If I am ever the Chief of Mission, while I know that we must have a reception on the Fourth, I promise you this.

There will be hamburgers and hot dogs. There will be ice cream. And if we can get it, there will be watermelon.

If we can manage, there will be some fireworks. And you will be able, if at all possible, to come in a little late the next day, so that you can spend some of the Fourth in your shorts and t-shirts, grilling with your family and friends, enjoying the freedoms we have as Americans.

And there will NOT/NOT be egg wrapped salmon as a finger food.

Saturday, July 03, 2010

It is all about the people

I had a great day yesterday, and it had almost nothing to do with training.

Class was okay. Parts were interesting, parts were dull. That is sort of the way it goes with training.

But one of the junior officers in the class had earlier in the week asked people to bring their lunches for a picnic.

I bring my lunch every day (because the food at FSI is too damned expensive for the (lack of) quality. I will grant you that the food is a bit better than it was, but it is still not as good as the food at Main State and it costs more. So I eat my sandwiches instead). So I figured I would probably join them.

We ended up in two groups, which we referred to as the full sun ( or skin cancer) group and the partial shade group. I opted for partial shade, mainly because I wanted to sit on a bench instead of the ground.

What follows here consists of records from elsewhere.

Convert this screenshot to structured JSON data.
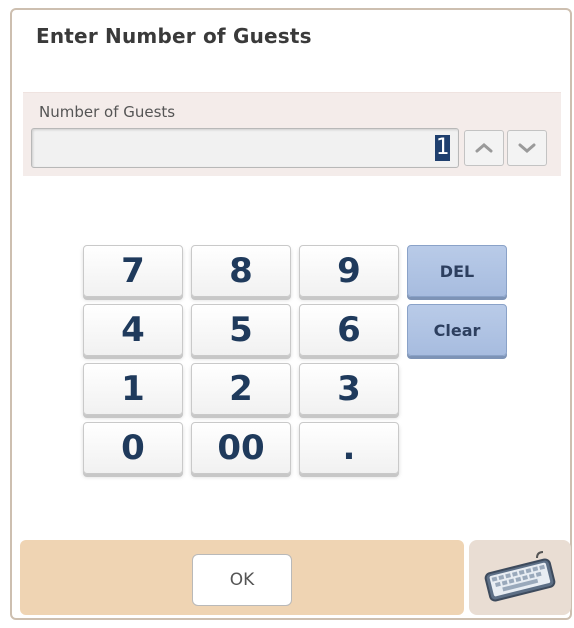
{
  "dialog": {
    "title": "Enter Number of Guests"
  },
  "field": {
    "label": "Number of Guests",
    "value": "1",
    "spin_up_icon": "chevron-up-icon",
    "spin_down_icon": "chevron-down-icon"
  },
  "keypad": {
    "keys": [
      "7",
      "8",
      "9",
      "4",
      "5",
      "6",
      "1",
      "2",
      "3",
      "0",
      "00",
      "."
    ],
    "del_label": "DEL",
    "clear_label": "Clear"
  },
  "footer": {
    "ok_label": "OK",
    "keyboard_icon": "keyboard-icon"
  },
  "colors": {
    "title_text": "#3a3a3a",
    "digit_text": "#1f3a5c",
    "action_key_bg": "#b0c3e3",
    "footer_bg": "#efd4b3",
    "field_panel_bg": "#f4ecea"
  }
}
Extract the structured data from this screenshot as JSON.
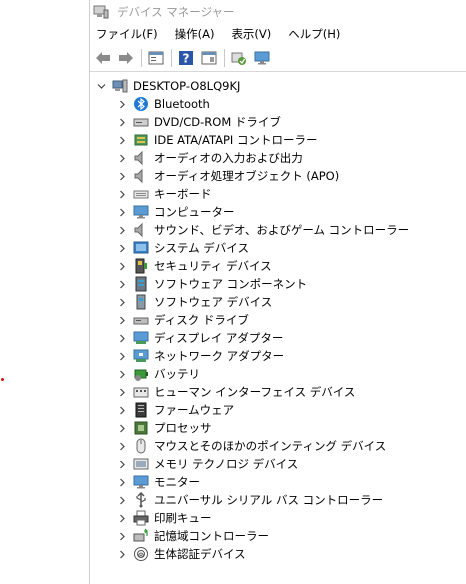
{
  "window": {
    "title": "デバイス マネージャー"
  },
  "menu": [
    "ファイル(F)",
    "操作(A)",
    "表示(V)",
    "ヘルプ(H)"
  ],
  "toolbar": [
    "back-icon",
    "forward-icon",
    "properties-icon",
    "help-icon",
    "view-icon",
    "scan-hardware-icon",
    "monitor-icon"
  ],
  "tree": {
    "root": "DESKTOP-O8LQ9KJ",
    "children": [
      {
        "label": "Bluetooth",
        "icon": "bluetooth-icon"
      },
      {
        "label": "DVD/CD-ROM ドライブ",
        "icon": "dvd-drive-icon"
      },
      {
        "label": "IDE ATA/ATAPI コントローラー",
        "icon": "ide-controller-icon"
      },
      {
        "label": "オーディオの入力および出力",
        "icon": "speaker-icon"
      },
      {
        "label": "オーディオ処理オブジェクト (APO)",
        "icon": "speaker-icon"
      },
      {
        "label": "キーボード",
        "icon": "keyboard-icon"
      },
      {
        "label": "コンピューター",
        "icon": "computer-icon"
      },
      {
        "label": "サウンド、ビデオ、およびゲーム コントローラー",
        "icon": "speaker-icon"
      },
      {
        "label": "システム デバイス",
        "icon": "system-device-icon"
      },
      {
        "label": "セキュリティ デバイス",
        "icon": "security-device-icon"
      },
      {
        "label": "ソフトウェア コンポーネント",
        "icon": "software-component-icon"
      },
      {
        "label": "ソフトウェア デバイス",
        "icon": "software-device-icon"
      },
      {
        "label": "ディスク ドライブ",
        "icon": "disk-drive-icon"
      },
      {
        "label": "ディスプレイ アダプター",
        "icon": "display-adapter-icon"
      },
      {
        "label": "ネットワーク アダプター",
        "icon": "network-adapter-icon"
      },
      {
        "label": "バッテリ",
        "icon": "battery-icon"
      },
      {
        "label": "ヒューマン インターフェイス デバイス",
        "icon": "hid-icon"
      },
      {
        "label": "ファームウェア",
        "icon": "firmware-icon"
      },
      {
        "label": "プロセッサ",
        "icon": "processor-icon"
      },
      {
        "label": "マウスとそのほかのポインティング デバイス",
        "icon": "mouse-icon"
      },
      {
        "label": "メモリ テクノロジ デバイス",
        "icon": "memory-icon"
      },
      {
        "label": "モニター",
        "icon": "monitor-icon"
      },
      {
        "label": "ユニバーサル シリアル バス コントローラー",
        "icon": "usb-icon"
      },
      {
        "label": "印刷キュー",
        "icon": "printer-icon"
      },
      {
        "label": "記憶域コントローラー",
        "icon": "storage-controller-icon"
      },
      {
        "label": "生体認証デバイス",
        "icon": "biometric-icon"
      }
    ]
  },
  "colors": {
    "accent": "#1e7ad6",
    "chevron": "#444444",
    "title": "#999999"
  }
}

The weather was perfect...low 80s and low humidity. There were six of us in our little group, three first tour officers and three of us with a few more trips around the block. And we just had a nice discussion...about posts, about movies, about life. It was nice to sit around with a bunch of nice, smart people. It reminded me that the people I serve with are the best part of serving.

And then, for some icing on the cake, I had dinner with some more foreign service friends. Six of us met at the Quarterdeck and shared a couple dozen crabs (they were awesome!). Two were a couple we served with in Jerusalem. I don't get to see them often enough. They are great guys and were great to serve with...we only see each other every year or two (thank god for Facebook!), but each time, I remember just how much I care about them.

I have been convinced many times, especially when I was not enjoying my career as much as I am now, that the people in the Foreign Service are the best part of it, and that the friends I have made are a big part of why I stay.